In 2008 hedge fund manager Samuel Israel III - accused of a US$450m fraud - supposedly leapt off a Hudson River bridge, leaving his SUV with the words “suicide is painless” written in the dust on the hood. A month later he turned himself in, apparently having spent the time at a Massachusetts campground. His fraud is discussed in 'Portraits of five hedge fund fraud cases' by Majed Muhtaseb and Chun Yang in (2008) 15(2) Journal of Financial Crime 179-213 and in Octopus: Sam Israel, the Secret Market, and Wall Street's Wildest Con (Broadway Books, 2012) by Guy Lawson.
Fake death by drowning being a cultural meme - and more convenient than being supposedly devoured by lions, crocodiles, wild pigs or bears - Price's supposed demise had precedents elsewhere in Florida.

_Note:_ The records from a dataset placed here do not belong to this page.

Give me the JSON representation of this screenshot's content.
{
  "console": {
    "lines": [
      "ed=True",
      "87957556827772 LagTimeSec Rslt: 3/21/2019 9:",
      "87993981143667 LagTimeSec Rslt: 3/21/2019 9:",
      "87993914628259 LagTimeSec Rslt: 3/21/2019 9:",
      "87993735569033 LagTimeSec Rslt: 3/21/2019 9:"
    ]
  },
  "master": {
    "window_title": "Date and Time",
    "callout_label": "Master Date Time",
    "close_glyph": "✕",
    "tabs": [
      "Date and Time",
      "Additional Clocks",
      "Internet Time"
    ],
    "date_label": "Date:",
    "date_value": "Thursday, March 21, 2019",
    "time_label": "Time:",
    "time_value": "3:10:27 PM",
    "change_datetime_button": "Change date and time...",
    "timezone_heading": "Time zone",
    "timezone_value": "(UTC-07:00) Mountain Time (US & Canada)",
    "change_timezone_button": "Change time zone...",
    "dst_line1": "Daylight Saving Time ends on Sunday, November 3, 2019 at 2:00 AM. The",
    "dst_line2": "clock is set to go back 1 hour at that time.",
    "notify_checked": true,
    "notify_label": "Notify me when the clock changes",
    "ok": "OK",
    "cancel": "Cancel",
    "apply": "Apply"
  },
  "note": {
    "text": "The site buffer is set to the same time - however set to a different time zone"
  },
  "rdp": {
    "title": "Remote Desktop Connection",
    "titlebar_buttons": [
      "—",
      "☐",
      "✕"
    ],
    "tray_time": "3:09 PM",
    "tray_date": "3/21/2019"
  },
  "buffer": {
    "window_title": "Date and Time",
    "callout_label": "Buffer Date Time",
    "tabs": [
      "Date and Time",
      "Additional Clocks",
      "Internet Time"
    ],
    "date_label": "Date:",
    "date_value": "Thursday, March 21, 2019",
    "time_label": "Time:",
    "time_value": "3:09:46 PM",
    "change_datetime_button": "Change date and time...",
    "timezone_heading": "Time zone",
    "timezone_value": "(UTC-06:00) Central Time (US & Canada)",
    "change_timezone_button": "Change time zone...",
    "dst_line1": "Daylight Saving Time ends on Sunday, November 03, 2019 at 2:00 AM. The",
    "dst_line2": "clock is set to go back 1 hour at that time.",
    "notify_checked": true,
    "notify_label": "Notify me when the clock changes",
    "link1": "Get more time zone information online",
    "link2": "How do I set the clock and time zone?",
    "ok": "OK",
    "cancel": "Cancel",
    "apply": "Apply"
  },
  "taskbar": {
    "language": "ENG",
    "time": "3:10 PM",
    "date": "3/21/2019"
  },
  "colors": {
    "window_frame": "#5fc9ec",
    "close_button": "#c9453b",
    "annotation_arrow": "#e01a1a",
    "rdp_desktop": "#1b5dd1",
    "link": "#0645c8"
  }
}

Tampa restaurateur H.E. 'Gene' Holloway - deeply in debt and with a US$16m insurance policy - for example supposedly came to a watery end by falling overboard from a yacht at night near Key West. Associates claimed they had unavailingly thrown life jackets. He was discovered in Toronto during a drug bust two months later - perhaps the fishes threw him back - with a new girlfriend and cosmetic surgery.
Kerry Scheele sought to evade child support and collect a US$1m insurance policy by drowning during a lobster diving trip near Big Pine Key. Scheele swam ashore, hid his rented diving kit in the mangroves and then travelled to his girlfriend in Wisconsin.
Further afield Louisiana resident Milton Harris disappeared off a ferry in South Australia, being sprung when an intrepid 70-year-old dived in to save him only to discover Harris sitting on the seabed breathing from an oxygen tank. In 1985 Harris vanished off a Cook Strait ferry in New Zealand. Prudential Insurance and Lloyds made payments to his family on the assumption that Harris was dead, with Lloyd’s stopping payment on two NZ$2.9m life insurance polices after discovering that Harris had previously jumped. He was found four years later, living in New Zealand with a new wife on some US$60,000 of Prudential's insurance money generously provided by his first wife. Harris was extradited to the US and Prudential took action against his first wife and son for fraud. Three years after release from prison, Harris was missing again.